Nicole Dilg Beachum, University of South Alabama

Nicole Dilg Beachum is a DBA Candidate at the University of South Alabama. She is the Managing Partner of Uptick Marketing and Adjunct Professor at the University of Alabama at Birmingham and Samford University. She received her Master of Science in College Student Personnel Services and Administration from University of Central Arkansas. Her research interests include service failure, service recovery, eWOM, social media, digital marketing, and marketing strategy.


On April 9, 2017, security personnel dragged a doctor off United Airlines Flight #3411 when he refused to give up his seat on an overbooked flight. Another passenger videotaped the entire incident, sharing it on social media. The video went viral on Twitter with over 87,000 shares and more than 6.8 million views in less than 24 hours. The following day, the CEO of the company responded to the public’s criticism in a statement and internal email to the company (that later went public). His remarks included an apology, but he also attempted to justify how the encounter was handled, casting blame on the "disruptive and belligerent" actions of the doctor. However, video proof and other passengers disputed these accusations.

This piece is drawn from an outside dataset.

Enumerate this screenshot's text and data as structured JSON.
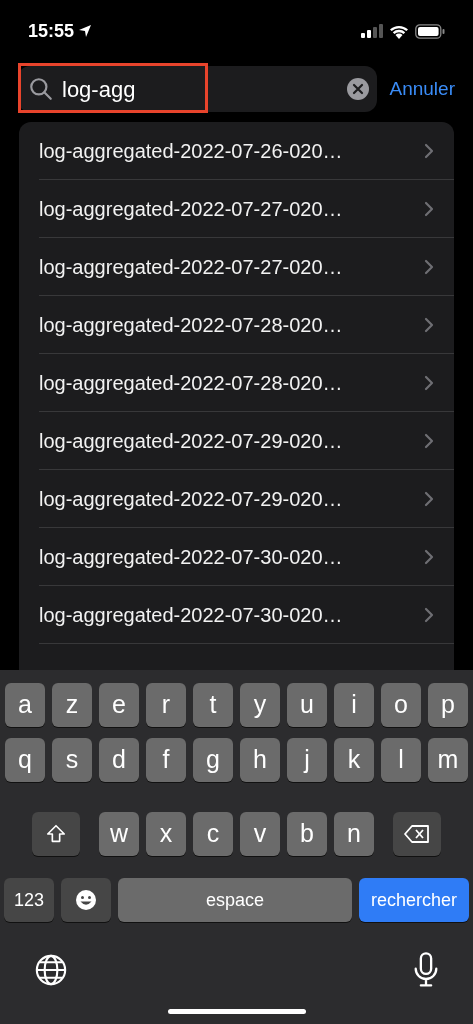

This failed service experience and poor firm response damaged United Airlines’ reputation, in addition to causing a 4% drop in the company’s stock price. United Airlines also reached a confidential settlement of an unknown amount with the doctor. Finally, the company instituted policy changes offering passengers up to $10,000 as an incentive for changing flights. At the end of this saga, were people ultimately satisfied with the firm’s response? Did the service failure and initial poor firm response affect future purchase intent from those who learned of this incident via social media?

The ability for consumers to quickly share service failures electronically to the masses is an ongoing concern for brands and firms alike. What affects whether people decide to share service failure via electronic word-of-mouth? What affects satisfaction with the firm’s response to the service failure, after it has been shared electronically? This paper proposes a conceptual model comprised of three major constructs: service failure, negative eWOM, and firm response. Research propositions are offered that examine the relationships between and among these three constructs.